▶ **Dataset excerpts**:

* * * * * * * * *

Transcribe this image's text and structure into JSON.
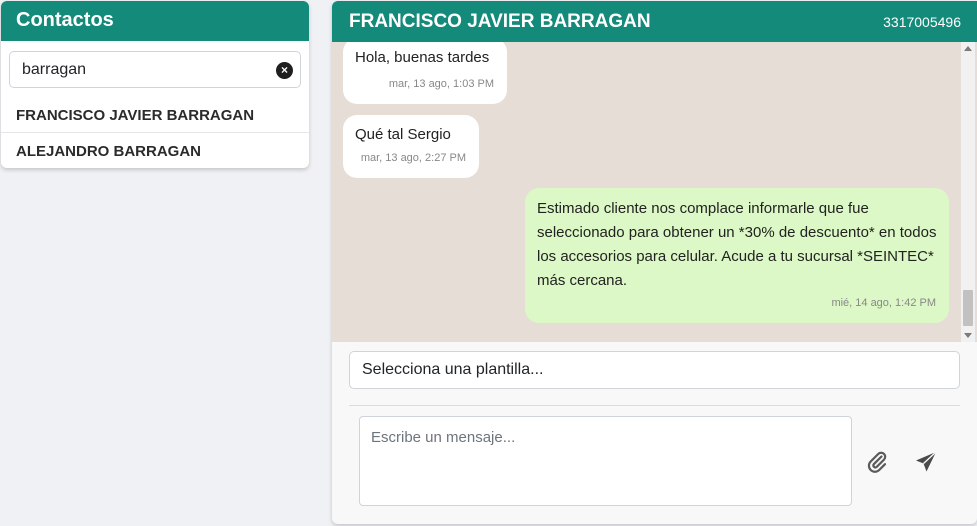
{
  "contacts": {
    "title": "Contactos",
    "search": {
      "value": "barragan"
    },
    "items": [
      {
        "label": "FRANCISCO JAVIER BARRAGAN"
      },
      {
        "label": "ALEJANDRO BARRAGAN"
      }
    ]
  },
  "chat": {
    "name": "FRANCISCO JAVIER BARRAGAN",
    "phone": "3317005496",
    "messages": [
      {
        "text": "Hola, buenas tardes",
        "time": "mar, 13 ago, 1:03 PM",
        "direction": "in"
      },
      {
        "text": "Qué tal Sergio",
        "time": "mar, 13 ago, 2:27 PM",
        "direction": "in"
      },
      {
        "text": "Estimado cliente nos complace informarle que fue seleccionado para obtener un *30% de descuento* en todos los accesorios para celular. Acude a tu sucursal *SEINTEC* más cercana.",
        "time": "mié, 14 ago, 1:42 PM",
        "direction": "out"
      }
    ],
    "template_select": {
      "value": "Selecciona una plantilla..."
    },
    "composer": {
      "placeholder": "Escribe un mensaje..."
    }
  },
  "icons": {
    "clear": "clear-icon",
    "attach": "paperclip-icon",
    "send": "send-icon"
  },
  "colors": {
    "header": "#138a7a",
    "chat_background": "#e6ddd6",
    "outgoing_bubble": "#dcf8c6",
    "incoming_bubble": "#ffffff"
  }
}
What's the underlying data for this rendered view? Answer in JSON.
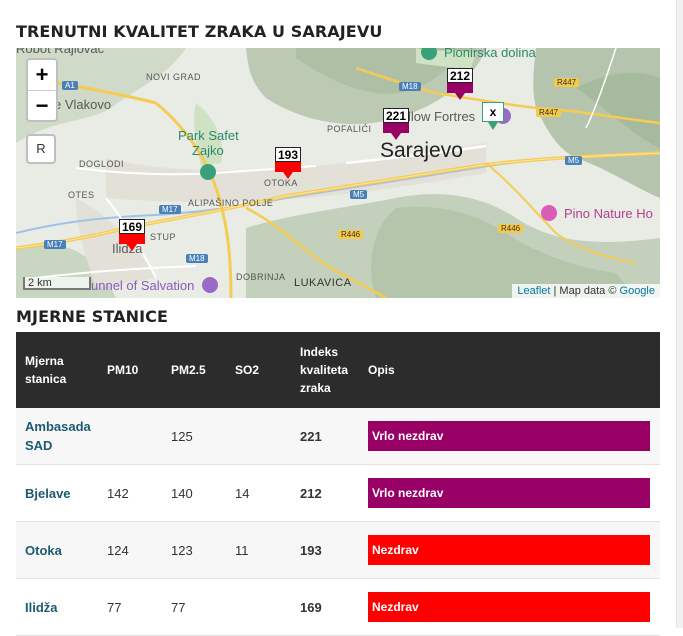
{
  "page": {
    "title": "TRENUTNI KVALITET ZRAKA U SARAJEVU",
    "stations_title": "MJERNE STANICE"
  },
  "colors": {
    "very_unhealthy": "#990066",
    "unhealthy": "#ff0000",
    "header_bg": "#2c2c2c",
    "station_link": "#1d5a72"
  },
  "map": {
    "zoom_in": "+",
    "zoom_out": "−",
    "reset": "R",
    "scale": "2 km",
    "attribution": {
      "leaflet": "Leaflet",
      "separator": " | Map data © ",
      "google": "Google"
    },
    "labels": {
      "sarajevo": "Sarajevo",
      "novi_grad": "NOVI GRAD",
      "doglodi": "DOGLODI",
      "otes": "OTES",
      "otoka": "OTOKA",
      "alipasino": "ALIPAŠINO POLJE",
      "pofalici": "POFALIĆI",
      "dobrinja": "DOBRINJA",
      "lukavica": "LUKAVICA",
      "stup": "STUP",
      "ilidza": "Ilidža",
      "vlakovo": "e Vlakovo",
      "park": "Park Safet",
      "zajko": "Zajko",
      "pionirska": "Pionirska dolina",
      "fortress": "llow Fortres",
      "pino": "Pino Nature Ho",
      "tunnel": "unnel of Salvation",
      "robot": "Robot Rajlovac"
    },
    "roads": {
      "m18a": "M18",
      "m18b": "M18",
      "m17a": "M17",
      "m17b": "M17",
      "m5a": "M5",
      "m5b": "M5",
      "a1": "A1",
      "r447a": "R447",
      "r447b": "R447",
      "r446a": "R446",
      "r446b": "R446"
    },
    "markers": {
      "ambasada": "221",
      "bjelave": "212",
      "otoka": "193",
      "ilidza": "169",
      "x": "x"
    }
  },
  "table": {
    "headers": {
      "station": "Mjerna stanica",
      "pm10": "PM10",
      "pm25": "PM2.5",
      "so2": "SO2",
      "aqi": "Indeks kvaliteta zraka",
      "desc": "Opis"
    },
    "rows": [
      {
        "station": "Ambasada SAD",
        "pm10": "",
        "pm25": "125",
        "so2": "",
        "aqi": "221",
        "desc": "Vrlo nezdrav"
      },
      {
        "station": "Bjelave",
        "pm10": "142",
        "pm25": "140",
        "so2": "14",
        "aqi": "212",
        "desc": "Vrlo nezdrav"
      },
      {
        "station": "Otoka",
        "pm10": "124",
        "pm25": "123",
        "so2": "11",
        "aqi": "193",
        "desc": "Nezdrav"
      },
      {
        "station": "Ilidža",
        "pm10": "77",
        "pm25": "77",
        "so2": "",
        "aqi": "169",
        "desc": "Nezdrav"
      }
    ]
  }
}
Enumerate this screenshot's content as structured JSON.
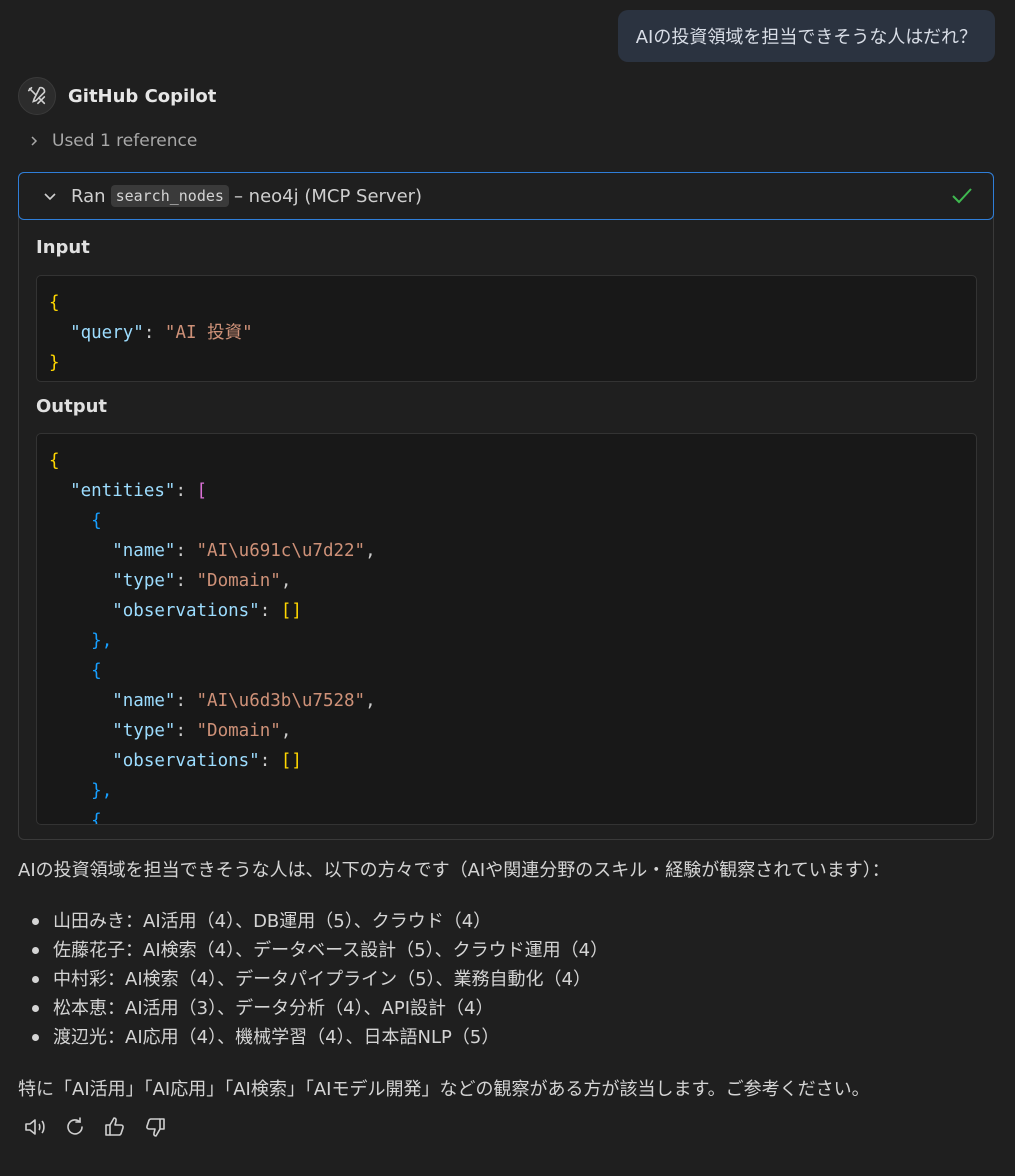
{
  "user_message": "AIの投資領域を担当できそうな人はだれ？",
  "assistant": {
    "name": "GitHub Copilot",
    "avatar_icon": "tools-icon"
  },
  "references": {
    "label": "Used 1 reference"
  },
  "tool_call": {
    "ran_label": "Ran",
    "tool_name": "search_nodes",
    "server": "– neo4j (MCP Server)",
    "status_icon": "check-icon",
    "input_label": "Input",
    "output_label": "Output"
  },
  "input_json": {
    "brace_open": "{",
    "query_key": "\"query\"",
    "query_value": "\"AI 投資\"",
    "brace_close": "}"
  },
  "output_json": {
    "brace_open": "{",
    "entities_key": "\"entities\"",
    "list_open": "[",
    "entities": [
      {
        "name": "\"AI\\u691c\\u7d22\"",
        "type": "\"Domain\""
      },
      {
        "name": "\"AI\\u6d3b\\u7528\"",
        "type": "\"Domain\""
      }
    ],
    "name_key": "\"name\"",
    "type_key": "\"type\"",
    "observations_key": "\"observations\"",
    "empty_array": "[]",
    "obj_open": "{",
    "obj_close": "},"
  },
  "answer": {
    "intro": "AIの投資領域を担当できそうな人は、以下の方々です（AIや関連分野のスキル・経験が観察されています）：",
    "people": [
      "山田みき：AI活用（4）、DB運用（5）、クラウド（4）",
      "佐藤花子：AI検索（4）、データベース設計（5）、クラウド運用（4）",
      "中村彩：AI検索（4）、データパイプライン（5）、業務自動化（4）",
      "松本恵：AI活用（3）、データ分析（4）、API設計（4）",
      "渡辺光：AI応用（4）、機械学習（4）、日本語NLP（5）"
    ],
    "outro": "特に「AI活用」「AI応用」「AI検索」「AIモデル開発」などの観察がある方が該当します。ご参考ください。"
  },
  "actions": [
    "speaker-icon",
    "retry-icon",
    "thumbs-up-icon",
    "thumbs-down-icon"
  ]
}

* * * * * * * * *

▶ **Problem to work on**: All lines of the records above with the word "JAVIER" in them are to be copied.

▶ **Written reply**:
        "label": "FRANCISCO JAVIER BARRAGAN"
    "name": "FRANCISCO JAVIER BARRAGAN",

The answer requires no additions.